(Excerpts from an interface dataset)
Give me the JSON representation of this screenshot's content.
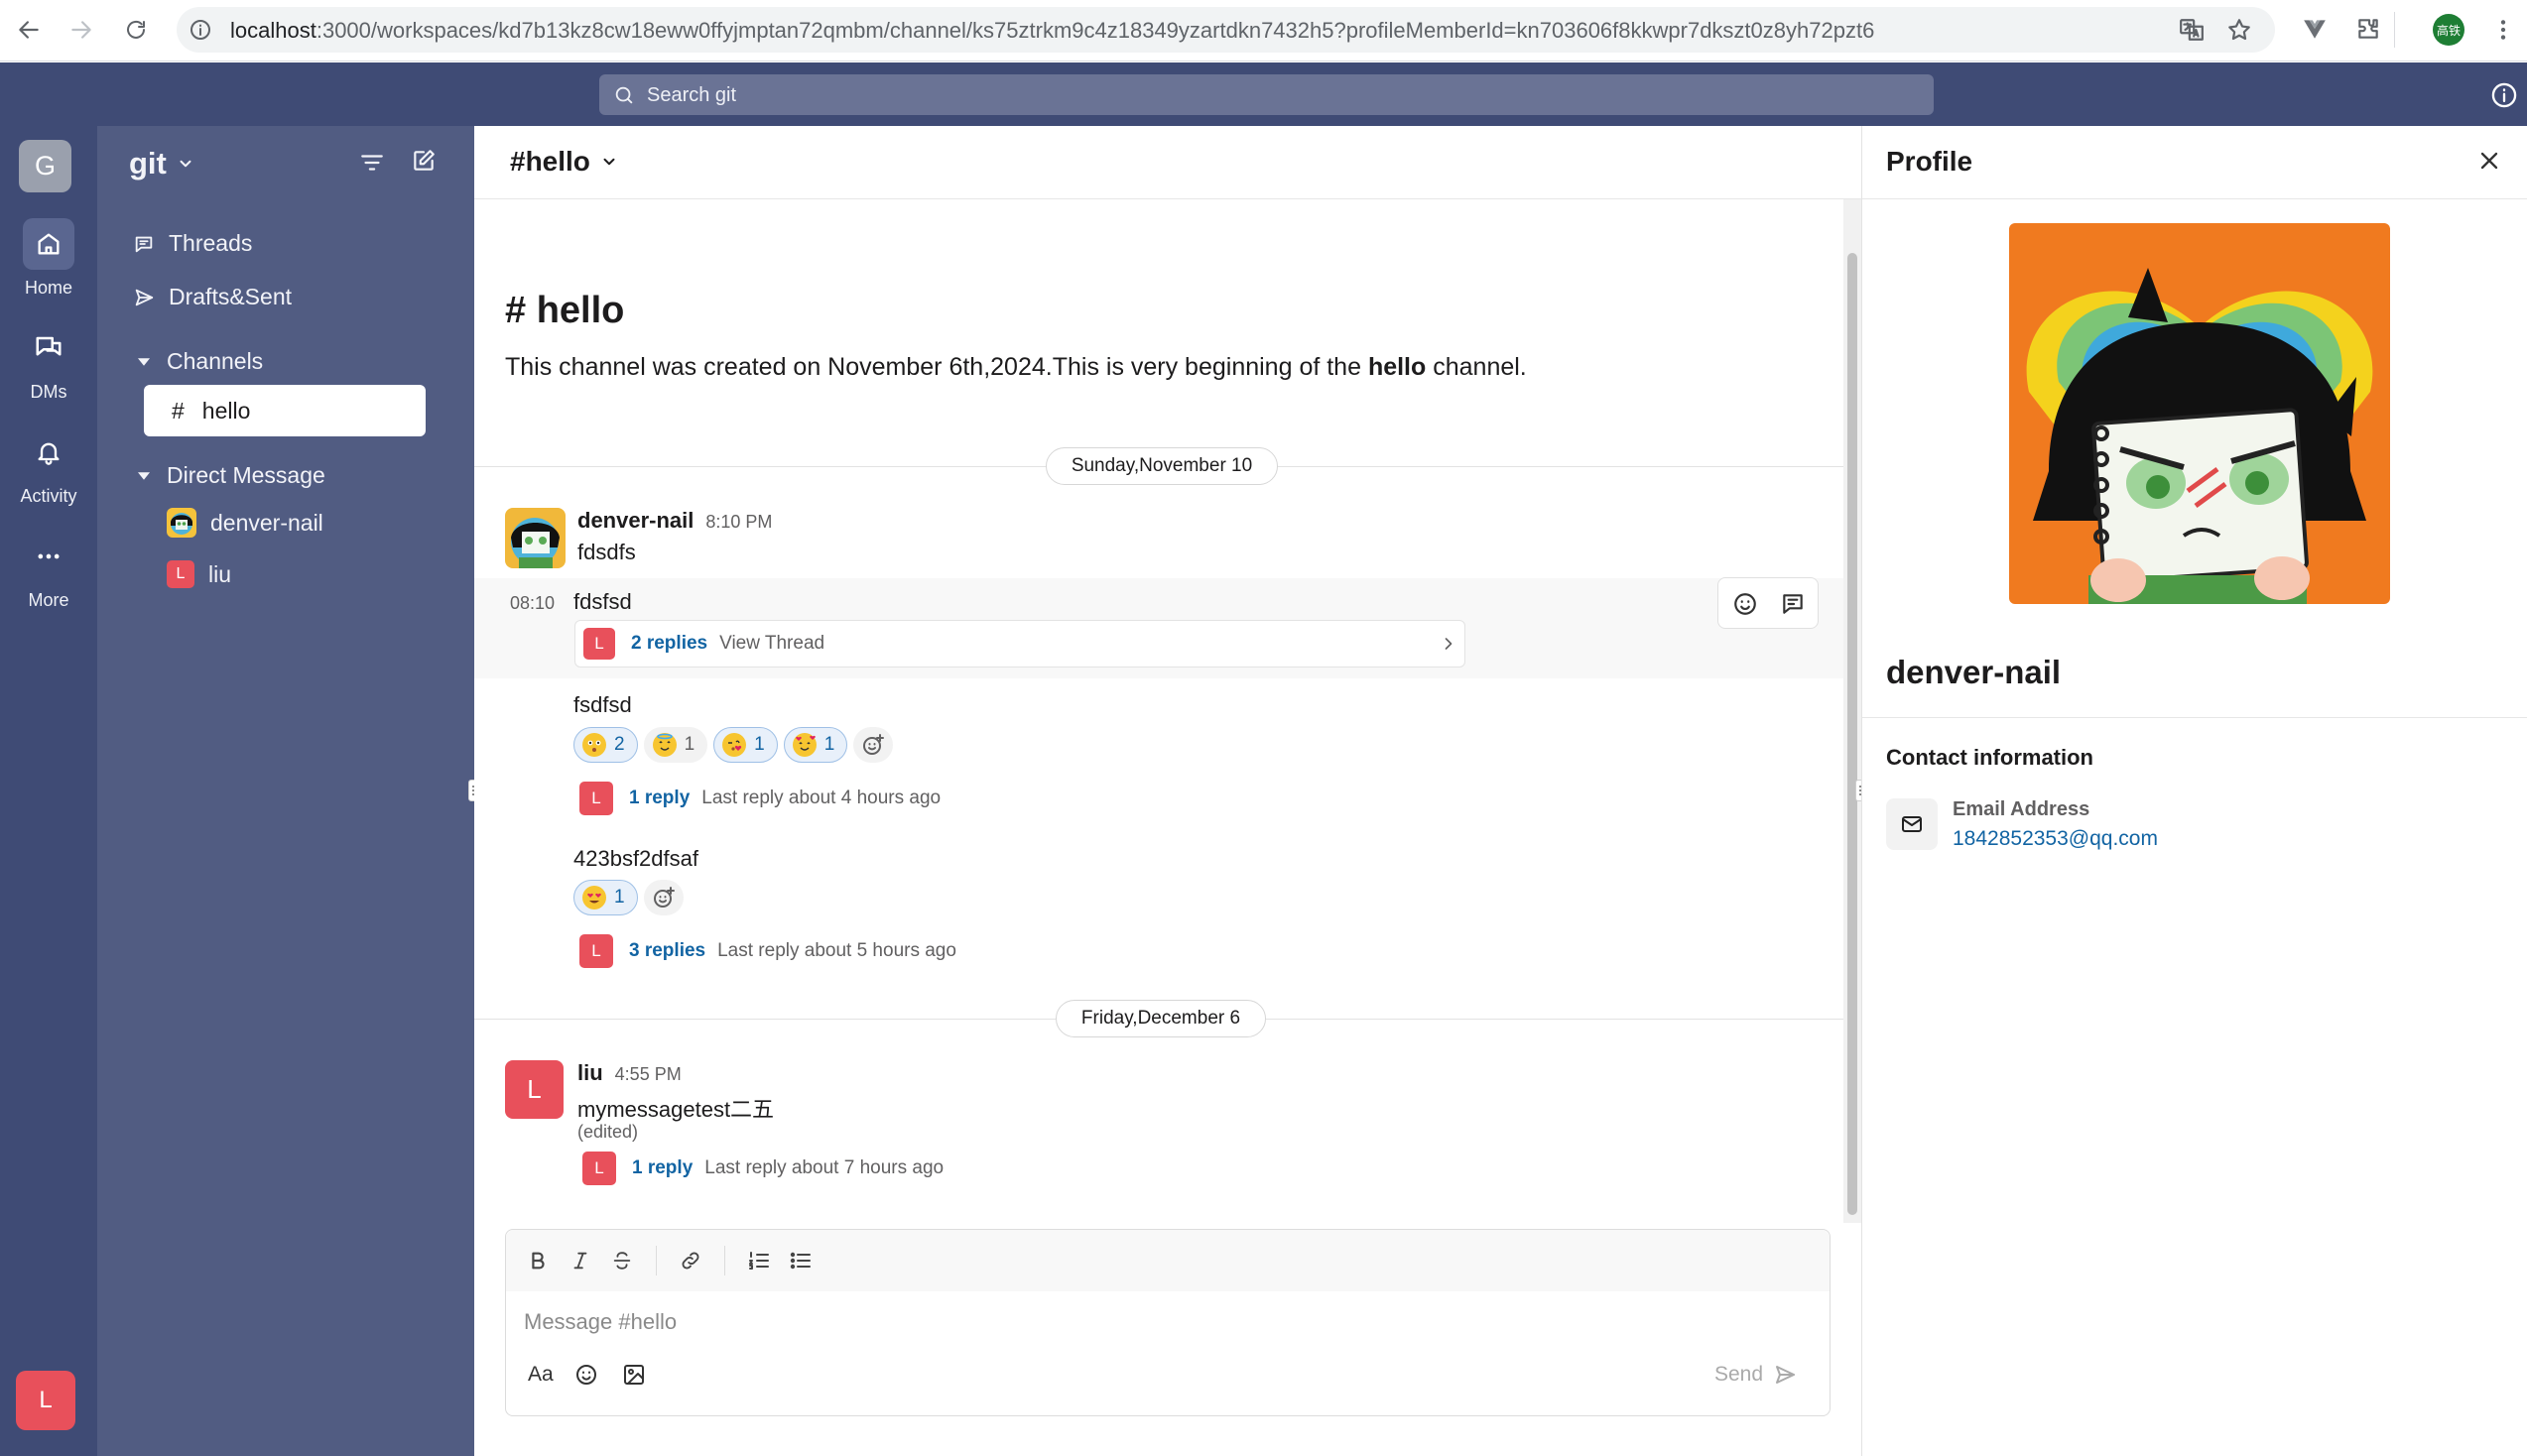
{
  "browser": {
    "url_host": "localhost",
    "url_rest": ":3000/workspaces/kd7b13kz8cw18eww0ffyjmptan72qmbm/channel/ks75ztrkm9c4z18349yzartdkn7432h5?profileMemberId=kn703606f8kkwpr7dkszt0z8yh72pzt6",
    "avatar_text": "高铁"
  },
  "topbar": {
    "search_placeholder": "Search git"
  },
  "rail": {
    "workspace_initial": "G",
    "items": [
      {
        "label": "Home",
        "icon": "home-icon"
      },
      {
        "label": "DMs",
        "icon": "dms-icon"
      },
      {
        "label": "Activity",
        "icon": "bell-icon"
      },
      {
        "label": "More",
        "icon": "more-icon"
      }
    ],
    "user_initial": "L"
  },
  "sidebar": {
    "workspace_name": "git",
    "threads_label": "Threads",
    "drafts_label": "Drafts&Sent",
    "channels_label": "Channels",
    "channel_hash": "#",
    "channel_name": "hello",
    "dm_label": "Direct Message",
    "dms": [
      {
        "name": "denver-nail"
      },
      {
        "name": "liu",
        "initial": "L"
      }
    ]
  },
  "channel": {
    "header": "#hello",
    "intro_title": "# hello",
    "intro_pre": "This channel was created on November 6th,2024.This is very beginning of the ",
    "intro_bold": "hello",
    "intro_post": " channel.",
    "date1": "Sunday,November 10",
    "date2": "Friday,December 6",
    "messages": [
      {
        "sender": "denver-nail",
        "time": "8:10 PM",
        "text": "fdsdfs"
      },
      {
        "hover_time": "08:10",
        "text": "fdsfsd",
        "reply_initial": "L",
        "reply_count": "2 replies",
        "reply_meta": "View Thread"
      },
      {
        "text": "fsdfsd",
        "reactions": [
          "2",
          "1",
          "1",
          "1"
        ],
        "reply_initial": "L",
        "reply_count": "1 reply",
        "reply_meta": "Last reply about 4 hours ago"
      },
      {
        "text": "423bsf2dfsaf",
        "reactions": [
          "1"
        ],
        "reply_initial": "L",
        "reply_count": "3 replies",
        "reply_meta": "Last reply about 5 hours ago"
      },
      {
        "sender": "liu",
        "initial": "L",
        "time": "4:55 PM",
        "text": "mymessagetest二五",
        "edited": "(edited)",
        "reply_initial": "L",
        "reply_count": "1 reply",
        "reply_meta": "Last reply about 7 hours ago"
      }
    ]
  },
  "composer": {
    "placeholder": "Message #hello",
    "format_label": "Aa",
    "send_label": "Send"
  },
  "profile": {
    "title": "Profile",
    "name": "denver-nail",
    "contact_heading": "Contact information",
    "email_label": "Email Address",
    "email": "1842852353@qq.com"
  },
  "colors": {
    "rail_bg": "#3f4b75",
    "sidebar_bg": "#515c82",
    "link": "#1264a3",
    "avatar_red": "#e8505b"
  }
}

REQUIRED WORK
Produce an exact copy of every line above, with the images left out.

ANSWER BOX
Give me the JSON representation of this screenshot's content.
{
  "browser": {
    "url_host": "localhost",
    "url_rest": ":3000/workspaces/kd7b13kz8cw18eww0ffyjmptan72qmbm/channel/ks75ztrkm9c4z18349yzartdkn7432h5?profileMemberId=kn703606f8kkwpr7dkszt0z8yh72pzt6",
    "avatar_text": "高铁"
  },
  "topbar": {
    "search_placeholder": "Search git"
  },
  "rail": {
    "workspace_initial": "G",
    "items": [
      {
        "label": "Home",
        "icon": "home-icon"
      },
      {
        "label": "DMs",
        "icon": "dms-icon"
      },
      {
        "label": "Activity",
        "icon": "bell-icon"
      },
      {
        "label": "More",
        "icon": "more-icon"
      }
    ],
    "user_initial": "L"
  },
  "sidebar": {
    "workspace_name": "git",
    "threads_label": "Threads",
    "drafts_label": "Drafts&Sent",
    "channels_label": "Channels",
    "channel_hash": "#",
    "channel_name": "hello",
    "dm_label": "Direct Message",
    "dms": [
      {
        "name": "denver-nail"
      },
      {
        "name": "liu",
        "initial": "L"
      }
    ]
  },
  "channel": {
    "header": "#hello",
    "intro_title": "# hello",
    "intro_pre": "This channel was created on November 6th,2024.This is very beginning of the ",
    "intro_bold": "hello",
    "intro_post": " channel.",
    "date1": "Sunday,November 10",
    "date2": "Friday,December 6",
    "messages": [
      {
        "sender": "denver-nail",
        "time": "8:10 PM",
        "text": "fdsdfs"
      },
      {
        "hover_time": "08:10",
        "text": "fdsfsd",
        "reply_initial": "L",
        "reply_count": "2 replies",
        "reply_meta": "View Thread"
      },
      {
        "text": "fsdfsd",
        "reactions": [
          "2",
          "1",
          "1",
          "1"
        ],
        "reply_initial": "L",
        "reply_count": "1 reply",
        "reply_meta": "Last reply about 4 hours ago"
      },
      {
        "text": "423bsf2dfsaf",
        "reactions": [
          "1"
        ],
        "reply_initial": "L",
        "reply_count": "3 replies",
        "reply_meta": "Last reply about 5 hours ago"
      },
      {
        "sender": "liu",
        "initial": "L",
        "time": "4:55 PM",
        "text": "mymessagetest二五",
        "edited": "(edited)",
        "reply_initial": "L",
        "reply_count": "1 reply",
        "reply_meta": "Last reply about 7 hours ago"
      }
    ]
  },
  "composer": {
    "placeholder": "Message #hello",
    "format_label": "Aa",
    "send_label": "Send"
  },
  "profile": {
    "title": "Profile",
    "name": "denver-nail",
    "contact_heading": "Contact information",
    "email_label": "Email Address",
    "email": "1842852353@qq.com"
  },
  "colors": {
    "rail_bg": "#3f4b75",
    "sidebar_bg": "#515c82",
    "link": "#1264a3",
    "avatar_red": "#e8505b"
  }
}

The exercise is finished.